If you already have a timesharing plan or custody arrangement in place, but believe it could be more equal, it is possible to get your custody and support ordered modified—especially if it was arranged under the old Florida law. Our attorneys can tell how likely it is to get your judgment modified. To read more about how child support orders can be modified, please read the following article: Child Support Attorney Explains Modification of Judgments in Child Support Cases

Understanding Florida Law Concerning Child Support—Attorney Explains
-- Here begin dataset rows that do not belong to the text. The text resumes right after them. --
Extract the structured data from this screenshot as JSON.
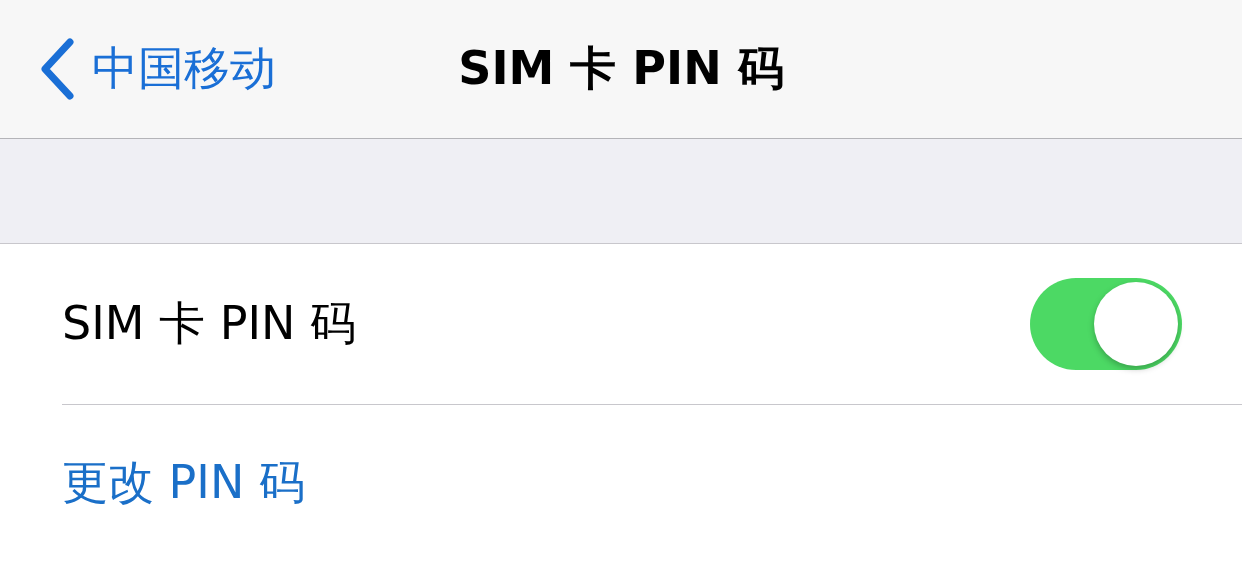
{
  "nav_bar": {
    "back_label": "中国移动",
    "title": "SIM 卡 PIN 码"
  },
  "rows": [
    {
      "kind": "toggle",
      "label": "SIM 卡 PIN 码",
      "on": true
    },
    {
      "kind": "link",
      "label": "更改 PIN 码"
    }
  ]
}
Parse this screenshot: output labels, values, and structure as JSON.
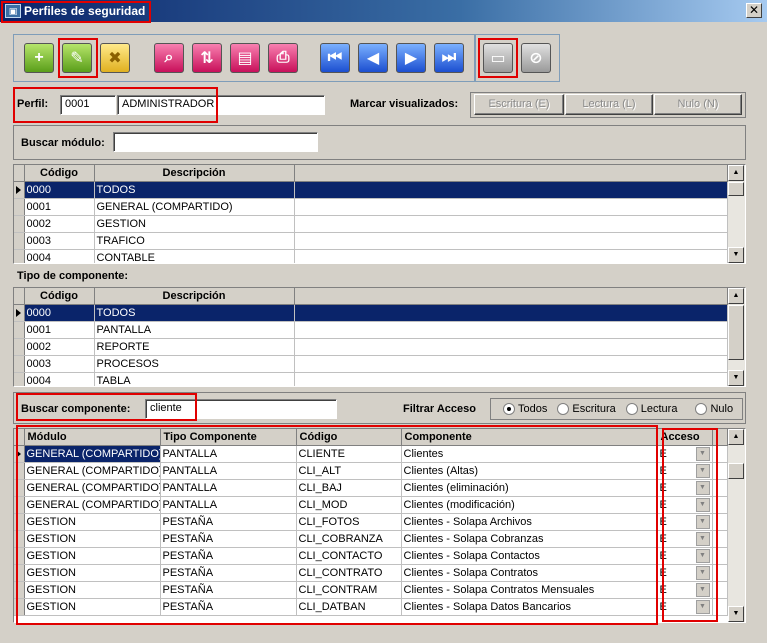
{
  "window": {
    "title": "Perfiles de seguridad",
    "close": "✕"
  },
  "toolbar": {
    "buttons": [
      {
        "name": "add-button",
        "glyph": "+"
      },
      {
        "name": "edit-button",
        "glyph": "✎"
      },
      {
        "name": "delete-button",
        "glyph": "✖"
      },
      {
        "name": "search-button",
        "glyph": "⌕"
      },
      {
        "name": "sort-button",
        "glyph": "⇅"
      },
      {
        "name": "clipboard-button",
        "glyph": "▤"
      },
      {
        "name": "print-button",
        "glyph": "⎙"
      },
      {
        "name": "first-record-button",
        "glyph": "⏮"
      },
      {
        "name": "prev-record-button",
        "glyph": "◀"
      },
      {
        "name": "next-record-button",
        "glyph": "▶"
      },
      {
        "name": "last-record-button",
        "glyph": "⏭"
      },
      {
        "name": "save-button",
        "glyph": "▭"
      },
      {
        "name": "cancel-button",
        "glyph": "⊘"
      }
    ]
  },
  "perfil": {
    "label": "Perfil:",
    "code": "0001",
    "name": "ADMINISTRADOR",
    "marcar_label": "Marcar visualizados:",
    "btn_escritura": "Escritura (E)",
    "btn_lectura": "Lectura (L)",
    "btn_nulo": "Nulo (N)"
  },
  "buscar_modulo": {
    "label": "Buscar módulo:",
    "value": ""
  },
  "modulos": {
    "headers": [
      "Código",
      "Descripción"
    ],
    "rows": [
      [
        "0000",
        "TODOS"
      ],
      [
        "0001",
        "GENERAL (COMPARTIDO)"
      ],
      [
        "0002",
        "GESTION"
      ],
      [
        "0003",
        "TRAFICO"
      ],
      [
        "0004",
        "CONTABLE"
      ]
    ]
  },
  "tipo_componente": {
    "label": "Tipo de componente:",
    "headers": [
      "Código",
      "Descripción"
    ],
    "rows": [
      [
        "0000",
        "TODOS"
      ],
      [
        "0001",
        "PANTALLA"
      ],
      [
        "0002",
        "REPORTE"
      ],
      [
        "0003",
        "PROCESOS"
      ],
      [
        "0004",
        "TABLA"
      ]
    ]
  },
  "buscar_componente": {
    "label": "Buscar componente:",
    "value": "cliente"
  },
  "filtrar": {
    "label": "Filtrar Acceso",
    "options": [
      "Todos",
      "Escritura",
      "Lectura",
      "Nulo"
    ],
    "selected": "Todos"
  },
  "componentes": {
    "headers": [
      "Módulo",
      "Tipo Componente",
      "Código",
      "Componente",
      "Acceso"
    ],
    "rows": [
      [
        "GENERAL (COMPARTIDO)",
        "PANTALLA",
        "CLIENTE",
        "Clientes",
        "E"
      ],
      [
        "GENERAL (COMPARTIDO)",
        "PANTALLA",
        "CLI_ALT",
        "Clientes (Altas)",
        "E"
      ],
      [
        "GENERAL (COMPARTIDO)",
        "PANTALLA",
        "CLI_BAJ",
        "Clientes (eliminación)",
        "E"
      ],
      [
        "GENERAL (COMPARTIDO)",
        "PANTALLA",
        "CLI_MOD",
        "Clientes (modificación)",
        "E"
      ],
      [
        "GESTION",
        "PESTAÑA",
        "CLI_FOTOS",
        "Clientes - Solapa Archivos",
        "E"
      ],
      [
        "GESTION",
        "PESTAÑA",
        "CLI_COBRANZA",
        "Clientes - Solapa Cobranzas",
        "E"
      ],
      [
        "GESTION",
        "PESTAÑA",
        "CLI_CONTACTO",
        "Clientes - Solapa Contactos",
        "E"
      ],
      [
        "GESTION",
        "PESTAÑA",
        "CLI_CONTRATO",
        "Clientes - Solapa Contratos",
        "E"
      ],
      [
        "GESTION",
        "PESTAÑA",
        "CLI_CONTRAM",
        "Clientes - Solapa Contratos Mensuales",
        "E"
      ],
      [
        "GESTION",
        "PESTAÑA",
        "CLI_DATBAN",
        "Clientes - Solapa Datos Bancarios",
        "E"
      ]
    ]
  }
}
Florida law gives children the right to be supported by both parents and thereby obligates both parents to provide support. That support is supplied through spending time with the child and mutual contribution to the child’s expenses. If circumstances don’t allow both parents to spend the same amount of time with the child, or the court finds reason to restrict one parent’s accessibility to the child, the parent spending less time with the child is, in most circumstances, ordered to pay child support. An attorney with experience in protecting father’s rights and child support laws can help you keep those payments to a minimum.

Enforcement of Child Support Payments

Formulas for determining child support payments are provided in Florida law and an attorney can help you estimate how much your payments are likely to be. The formula is based on each parent’s gross income and allowable expenses balanced against the number of overnight stays the child has with each parent. The calculations favor the paying parent much more when he has the child for 20% or more of the nights each year. Contact our child support attorneys for an estimate of your payments.

Support Payments and Visitation are Independent

If one parent withholds child support payments, the other parent cannot prevent the paying parent to from spending time with the child. Likewise, if one parent prevents or inhibits visitation, the other parent cannot withhold child support. Both actions are illegal and can be punished through contempt of court or, in some cases, jail time.

Child support may include more than cash

A parent ordered to pay child support may also be required to maintain life insurance or other security to ensure the child receives support should something catastrophic happen to the paying parent. Payment for the child’s health insurance, uncovered medical, dental and prescription expenses may also be required. Support orders may also specify when support may be increased or decreased, who claims the child’s dependency for tax purposes and other considerations needing clarity. Your child support attorney can help you identify matters that need to be included.

Talk with a Leading Men’s Rights and Child Support Attorney Absolutely Free

If you would like to talk about your rights concerning child support, Mr. Irwin will talk with you for free. A father’s rights to child support are the same as a mother’s. Find out how to protect your rights. You can arrange for a free phone consultation on our Free Consults page. Or Call us toll-free today at 866-995-0166.

Understand your case even better:

You can find more information on divorce, custody and support issues on our Free Resources page. The links below will take you to articles on topics related to child support